Since September 2019, I have worked as a science writer for the Waisman Center, a research facility on the University of Wisconsin-Madison medical campus that focuses on the study of neurodegenerative and developmental disabilities. Life on the job is an endless exploration of medicine and biology that I often have little experience in, but that provides an excellent example of why I got into science writing: the chance to jump into topics previously unknown to me and share my findings with others. Much of my job so far is trying to understand rare disorders through the people who have them. It’s challenging in all the right ways and the fact that I can use my writing to help people with disabilities is very meaningful to me.
The following are some examples of my work at the Waisman Center:
“Research has shown voluntary running is an activity most commonly associated with the reversal of negative impacts of aging and neurodegeneration, but little is understood about why that is.” In this research paper, the authors explore the importance of physical activity on a single gene that aids in cognitive health. The discovery could potentially lead to treatments for people with neurodegenerative or cognitive diseases.
At a time when biopharmaceutical companies are running at breakneck speeds to produce a vaccine for COVID-19, I consider myself very lucky that I get to be a small part of getting the information out there on at least two companies’ efforts to see that that goal is accomplished.
The ECHO effect
(July 28, 2020)
Access to proper healthcare procedures can be a challenge in states like Wisconsin where so much of the state is so rural.
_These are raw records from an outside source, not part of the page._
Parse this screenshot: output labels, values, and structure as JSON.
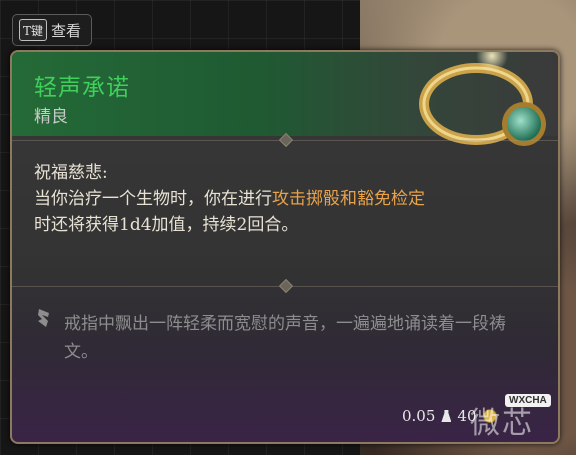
{
  "chip": {
    "key": "T键",
    "label": "查看"
  },
  "item": {
    "name": "轻声承诺",
    "rarity": "精良",
    "effect_title": "祝福慈悲:",
    "effect_pre": "当你治疗一个生物时，你在进行",
    "effect_hl": "攻击掷骰和豁免检定",
    "effect_post": "时还将获得1d4加值，持续2回合。",
    "flavor": "戒指中飘出一阵轻柔而宽慰的声音，一遍遍地诵读着一段祷文。",
    "weight": "0.05",
    "price": "40"
  },
  "colors": {
    "name": "#3fcf5a",
    "highlight": "#e8a24a",
    "border": "#8d7a5e"
  },
  "icons": [
    "key-icon",
    "ring-icon",
    "quill-icon",
    "weight-icon",
    "coin-icon"
  ],
  "watermark": {
    "badge": "WXCHA",
    "text": "微芯"
  }
}
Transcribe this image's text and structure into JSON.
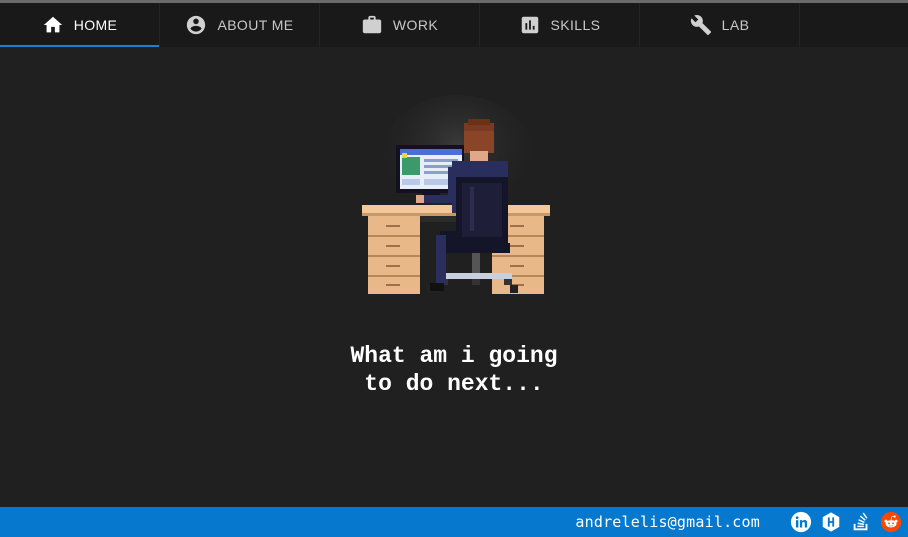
{
  "nav": {
    "tabs": [
      {
        "label": "HOME",
        "icon": "home-icon",
        "active": true
      },
      {
        "label": "ABOUT ME",
        "icon": "account-circle-icon",
        "active": false
      },
      {
        "label": "WORK",
        "icon": "briefcase-icon",
        "active": false
      },
      {
        "label": "SKILLS",
        "icon": "bar-chart-icon",
        "active": false
      },
      {
        "label": "LAB",
        "icon": "wrench-icon",
        "active": false
      }
    ]
  },
  "hero": {
    "illustration": "pixel-art-developer-at-desk",
    "headline_line1": "What am i going",
    "headline_line2": "to do next..."
  },
  "footer": {
    "email": "andrelelis@gmail.com",
    "social": [
      {
        "name": "linkedin-icon"
      },
      {
        "name": "hackerrank-icon"
      },
      {
        "name": "stackoverflow-icon"
      },
      {
        "name": "reddit-icon"
      }
    ]
  },
  "colors": {
    "background": "#202020",
    "nav_background": "#191919",
    "active_underline": "#1a7fd6",
    "footer_background": "#0679cf",
    "reddit": "#ff4500"
  }
}
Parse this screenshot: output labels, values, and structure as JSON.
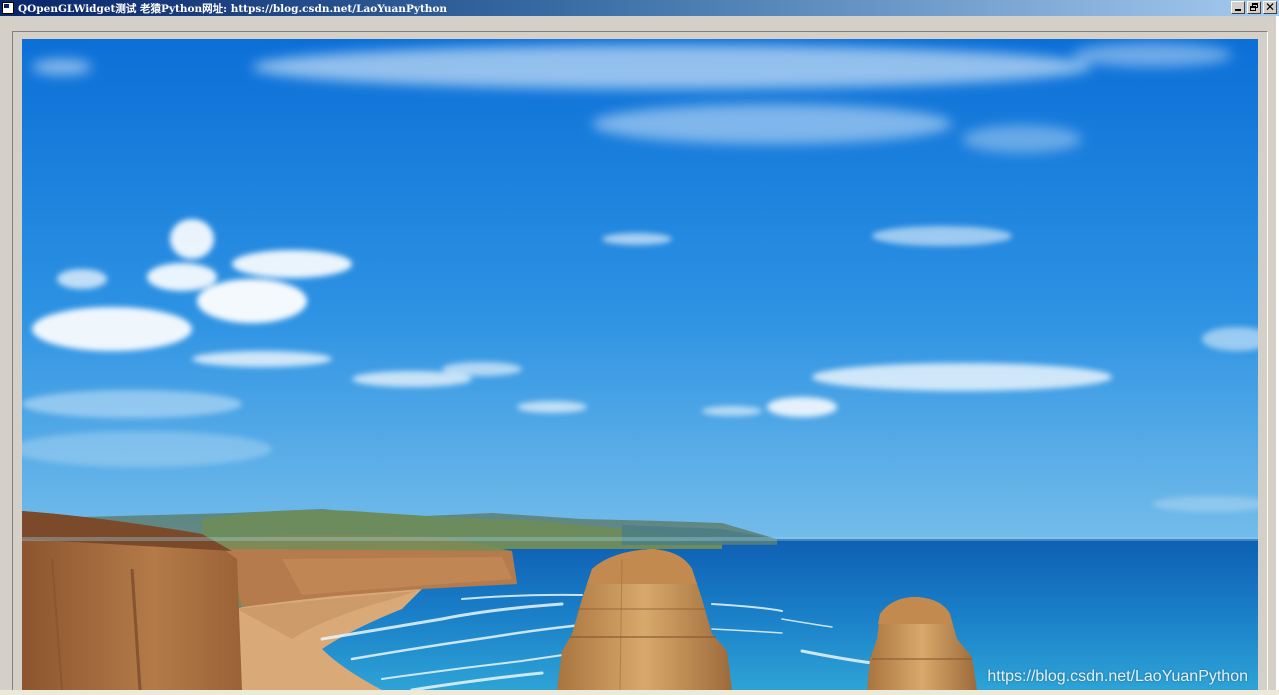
{
  "window": {
    "title": "QOpenGLWidget测试  老猿Python网址: https://blog.csdn.net/LaoYuanPython",
    "icon": "app-window-icon",
    "controls": [
      "minimize-icon",
      "restore-icon",
      "close-icon"
    ],
    "close_glyph": "✕"
  },
  "gl_widget": {
    "image_content": "coastal-cliffs-photo",
    "watermark": "https://blog.csdn.net/LaoYuanPython"
  },
  "colors": {
    "title_start": "#0a246a",
    "title_end": "#a6caf0",
    "sky_top": "#0a6fd8",
    "sky_horizon": "#6ab6ea",
    "sea": "#1576c4",
    "cliff": "#b98352",
    "frame": "#d4d0c8"
  }
}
But a new program called ECHO seeks to bridge the gaps that exist by virtually training healthcare professionals to better serve their community. Waisman recently adopted the ECHO model for healthcare training.
Balancing act: what motor function can tell us about autism
(June 15, 2020)
When disease research is combined with machine learning to recognize patterns, really amazing things can happen. In this story, one of our autism investigators wrote a research paper for which she used her Wii balance board to discover some unique motor patterns in individuals with autism.
According to a recent report by the Centers for Disease Control, one in every 54 children in the U.S. is diagnosed with autism. In Wisconsin, the rate is 1 in 60.
The social brain: a beautiful mind
(May 6, 2020)
Sibling studies are important for genetics research because two people who are so similar genetically may provide important insights into why one does or does not inherit a disease. In this piece, a literature review of research on the social brain in young siblings with autism pulls together all of the research on that topic from the previous year and a half into one concise roadmap.
Improved technique illuminates Fragile X protein
(Apr. 9, 2020)
This story is a good example of some of the more complex microbiological studies I’ve had to learn enough about to write intelligibly for a wider audience. Fragile X syndrome is the leading inherited cause of intellectual and developmental disabilities and lack of a single protein in the brain contributes to the more common symptoms. Here, researchers seek to understand more about that protein.
Routine test reveals rare diseases
(Feb. 26, 2020)
Feb. 29 is Rare Disease Day and the communications team wanted to do a story that could raise awareness and still encompass multiple rare diseases. The Wisconsin Newborn Screening Laboratory, which screens for 46 rare diseases, seemed like an excellent fit.
It’s important to note that no scientific work exists in a vacuum. I firmly believe that scientists are providing a public service and their work should be used to enhance community engagement. This story was a delight to work on and is an example of programs that bridge the gap between science and the community.
Whole exome sequencing illuminates genetic condition
(Oct. 18, 2019)
This was a fun one to write. The man pictured had a rare genetic disorder that suddenly left him nearly blind later in life. After years of battling this undiagnosed condition, a trip to a geneticist changed everything. Now able to see, he is one of the most thankful and happy people I’ve ever interviewed.
CMT advocate will not be sidelined
(Sept. 23, 2019)
This is my first story to go live for my job as a science writer for the Waisman Center. It’s about a woman with a rare neurodegenerative disease called CMT and one of our researchers here who is doing a lot of work to understand it’s mechanisms.
*Mason Muerhoff contributed to this story.